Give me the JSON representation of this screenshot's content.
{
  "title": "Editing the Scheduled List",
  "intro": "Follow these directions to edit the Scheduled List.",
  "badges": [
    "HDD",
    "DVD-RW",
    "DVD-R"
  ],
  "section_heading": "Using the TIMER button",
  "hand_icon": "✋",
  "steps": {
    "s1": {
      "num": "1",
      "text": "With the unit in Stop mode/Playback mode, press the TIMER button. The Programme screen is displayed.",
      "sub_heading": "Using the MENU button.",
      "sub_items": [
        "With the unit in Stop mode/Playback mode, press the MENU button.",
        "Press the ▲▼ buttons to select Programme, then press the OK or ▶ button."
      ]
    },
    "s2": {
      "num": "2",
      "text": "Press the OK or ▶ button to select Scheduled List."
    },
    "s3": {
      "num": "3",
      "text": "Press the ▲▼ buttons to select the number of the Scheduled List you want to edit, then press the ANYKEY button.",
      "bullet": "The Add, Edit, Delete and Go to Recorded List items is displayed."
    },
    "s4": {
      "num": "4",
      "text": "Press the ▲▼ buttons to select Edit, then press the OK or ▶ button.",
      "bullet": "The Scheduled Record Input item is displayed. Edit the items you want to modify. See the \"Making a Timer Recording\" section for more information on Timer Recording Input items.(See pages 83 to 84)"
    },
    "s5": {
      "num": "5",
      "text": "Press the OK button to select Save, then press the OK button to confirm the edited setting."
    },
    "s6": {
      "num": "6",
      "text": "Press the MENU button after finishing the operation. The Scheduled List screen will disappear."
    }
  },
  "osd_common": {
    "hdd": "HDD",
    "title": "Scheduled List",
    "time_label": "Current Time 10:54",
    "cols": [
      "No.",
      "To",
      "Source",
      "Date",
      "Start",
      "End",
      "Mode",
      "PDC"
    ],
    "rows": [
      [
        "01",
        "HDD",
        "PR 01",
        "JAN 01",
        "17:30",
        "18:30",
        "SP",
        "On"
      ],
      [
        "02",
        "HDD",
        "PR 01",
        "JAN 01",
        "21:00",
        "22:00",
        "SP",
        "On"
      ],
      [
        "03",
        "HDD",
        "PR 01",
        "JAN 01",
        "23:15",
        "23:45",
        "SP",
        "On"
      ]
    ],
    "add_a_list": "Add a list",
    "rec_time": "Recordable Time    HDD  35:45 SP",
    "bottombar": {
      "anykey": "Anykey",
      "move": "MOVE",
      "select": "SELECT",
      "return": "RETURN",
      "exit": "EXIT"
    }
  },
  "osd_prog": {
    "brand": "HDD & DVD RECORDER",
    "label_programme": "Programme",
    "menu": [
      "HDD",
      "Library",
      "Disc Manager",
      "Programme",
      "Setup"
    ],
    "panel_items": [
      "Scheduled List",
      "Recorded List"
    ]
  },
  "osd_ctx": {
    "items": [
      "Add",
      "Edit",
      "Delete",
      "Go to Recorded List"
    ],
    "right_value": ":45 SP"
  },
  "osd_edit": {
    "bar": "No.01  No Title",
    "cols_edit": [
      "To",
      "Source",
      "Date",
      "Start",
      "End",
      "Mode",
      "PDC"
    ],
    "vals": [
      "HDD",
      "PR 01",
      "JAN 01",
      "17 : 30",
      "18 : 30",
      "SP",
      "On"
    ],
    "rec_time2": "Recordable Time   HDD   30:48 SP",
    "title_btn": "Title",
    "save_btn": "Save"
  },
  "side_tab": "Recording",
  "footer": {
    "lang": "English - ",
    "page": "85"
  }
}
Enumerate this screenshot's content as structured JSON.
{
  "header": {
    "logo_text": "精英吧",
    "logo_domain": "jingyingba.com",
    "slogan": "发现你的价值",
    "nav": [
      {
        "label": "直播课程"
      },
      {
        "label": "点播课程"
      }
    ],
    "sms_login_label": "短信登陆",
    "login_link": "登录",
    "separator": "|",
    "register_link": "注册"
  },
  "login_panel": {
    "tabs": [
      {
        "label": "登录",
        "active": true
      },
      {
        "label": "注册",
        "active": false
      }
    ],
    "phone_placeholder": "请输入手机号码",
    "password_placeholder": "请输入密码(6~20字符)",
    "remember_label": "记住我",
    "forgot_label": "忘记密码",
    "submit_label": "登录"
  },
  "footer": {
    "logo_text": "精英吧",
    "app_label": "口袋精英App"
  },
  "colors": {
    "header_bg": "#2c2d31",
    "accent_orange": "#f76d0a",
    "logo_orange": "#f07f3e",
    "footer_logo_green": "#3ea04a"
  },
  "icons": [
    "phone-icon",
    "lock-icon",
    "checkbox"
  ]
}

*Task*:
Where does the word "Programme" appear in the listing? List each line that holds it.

*Exercise response*:
      "text": "With the unit in Stop mode/Playback mode, press the TIMER button. The Programme screen is displayed.",
        "Press the ▲▼ buttons to select Programme, then press the OK or ▶ button."
    "label_programme": "Programme",
      "Programme",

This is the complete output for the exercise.